Invisible Rays

Photographed by Infra-Red Light by R.W. Wood

Infra-red light is light of wavelengths too long for the eye to be affected by it—to the eye, therefore, it is not light at all. The usual discrepancy that exists between a view as we see it and as it appears in a photograph when an ordinary plate is used is due to the light being of wave-lengths shorter than those that chiefly affect the eye. This difference is here reversed and very much emphasized. The sky is very dark, the shadows are practically black, and the foliage and grass are so light as to suggest that they might have been covered with snow.
[PHOTOGRAPHY OF TO-DAY by H. Chapman Jones, 1923]

Invisible Rays

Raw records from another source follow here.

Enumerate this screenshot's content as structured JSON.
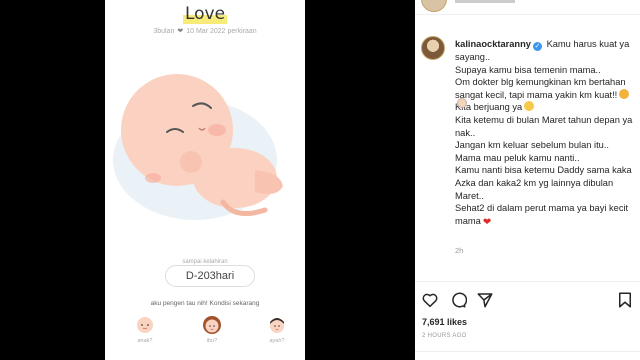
{
  "post_image": {
    "title": "Love",
    "age": "3bulan",
    "due_date": "10 Mar 2022 perkiraan",
    "due_label": "sampai kelahiran",
    "countdown": "D-203hari",
    "question": "aku pengen tau nih! Kondisi sekarang",
    "avatars": [
      {
        "label": "anak?",
        "icon": "baby-face-icon"
      },
      {
        "label": "ibu?",
        "icon": "mother-face-icon"
      },
      {
        "label": "ayah?",
        "icon": "father-face-icon"
      }
    ]
  },
  "instagram": {
    "username": "kalinaocktaranny",
    "caption_lines": [
      "Kamu harus kuat ya sayang..",
      "Supaya kamu bisa temenin mama..",
      "Om dokter blg kemungkinan km bertahan sangat kecil, tapi mama yakin km kuat!!",
      "Kita berjuang ya",
      "Kita ketemu di bulan Maret tahun depan ya nak..",
      "Jangan km keluar sebelum bulan itu..",
      "Mama mau peluk kamu nanti..",
      "Kamu nanti bisa ketemu Daddy sama kaka Azka dan kaka2 km yg lainnya dibulan Maret..",
      "Sehat2 di dalam perut mama ya bayi kecit mama"
    ],
    "time_ago": "2h",
    "likes": "7,691 likes",
    "posted": "2 HOURS AGO",
    "verified_color": "#3897f0"
  }
}
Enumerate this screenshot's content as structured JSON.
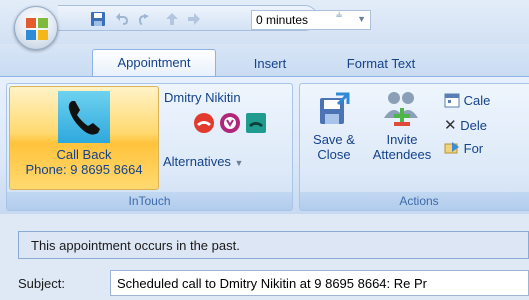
{
  "quick_access": {
    "duration_value": "0 minutes",
    "customize_label": "⫨"
  },
  "tabs": [
    {
      "label": "Appointment"
    },
    {
      "label": "Insert"
    },
    {
      "label": "Format Text"
    }
  ],
  "intouch": {
    "call_back_label": "Call Back",
    "phone_label": "Phone: 9 8695 8664",
    "contact_name": "Dmitry Nikitin",
    "alternatives_label": "Alternatives",
    "group_label": "InTouch"
  },
  "actions": {
    "save_close_line1": "Save &",
    "save_close_line2": "Close",
    "invite_line1": "Invite",
    "invite_line2": "Attendees",
    "calendar_label": "Cale",
    "delete_label": "Dele",
    "forward_label": "For",
    "group_label": "Actions"
  },
  "infobar": {
    "message": "This appointment occurs in the past."
  },
  "subject": {
    "label": "Subject:",
    "value": "Scheduled call to Dmitry Nikitin at 9 8695 8664: Re Pr"
  },
  "colors": {
    "accent": "#15428b",
    "ribbon_bg": "#dbe8f8",
    "highlight": "#ffd96f"
  }
}
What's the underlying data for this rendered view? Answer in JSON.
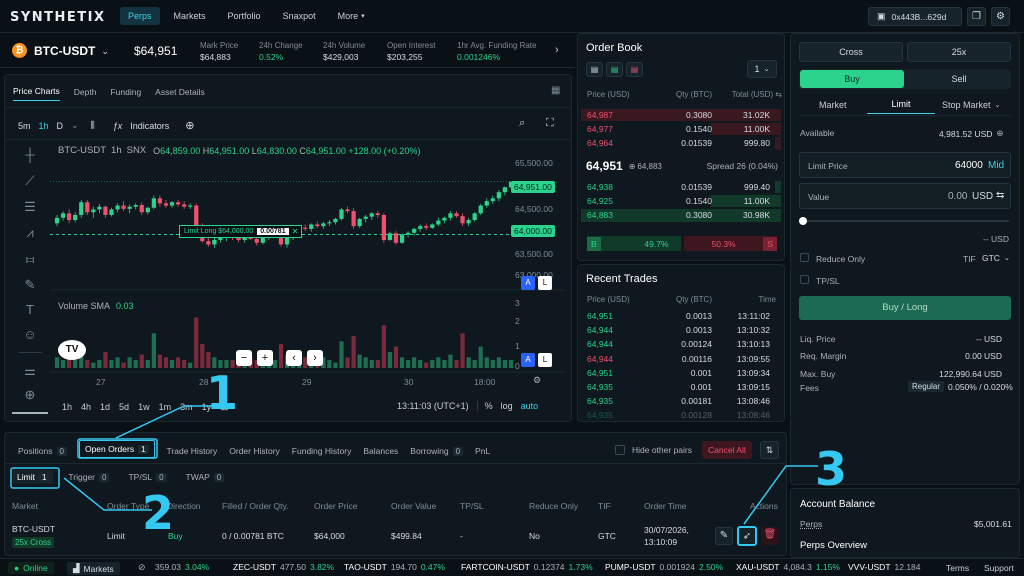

This is the oldest example of an infrared photograph I’ve seen. Searching around on the net gives me conflicting information about the date infrared photography developed. One source says that Kodak introduced infrared film in 1922. Another source says that infrared light was discovered in 1903, but that seems unlikely—yet another says that Hershel discovered it in 1800—that seems plausible. I found out a bit more about the energiatype developed by Hunt—he publicized the process in 1844, claiming that it worked with a type of energy as yet undiscovered—which, as it turns out, is ultraviolet light. X-rays were discovered around 1897 I think, so it seems like the nineteenth century was obsessed with invisible rays.

The most interesting stuff I found to-day has more to do with the identity of the photographer who took this picture. He was a famous optician at John Hopkins University, Robert W. Wood. He’s most well known, it seems, for debunking N-rays. One site called him “the P.T. Barnum of physics.” He was known for his practical jokes, but I liked this anecdote the best. It seems that his basement laboratory was filled with cobwebs and cockroaches. He was doing an experiment that involved a long light-baffle that had become covered in cobwebs. He borrowed a friends Persian cat, and a can of tuna. Wood set the open can of tuna at one end of the baffle, and the cat at the other. The cat then walked through the baffle, neatly clearing away the cobwebs.

Wood was also known for another eccentricity. After a rainstorm, he would carry small pellets of sodium wrapped in his pocket. He would spit in the puddles and drop in the sodium pellet at the same time. The resulting small flame convinced everyone that he was spitting fire.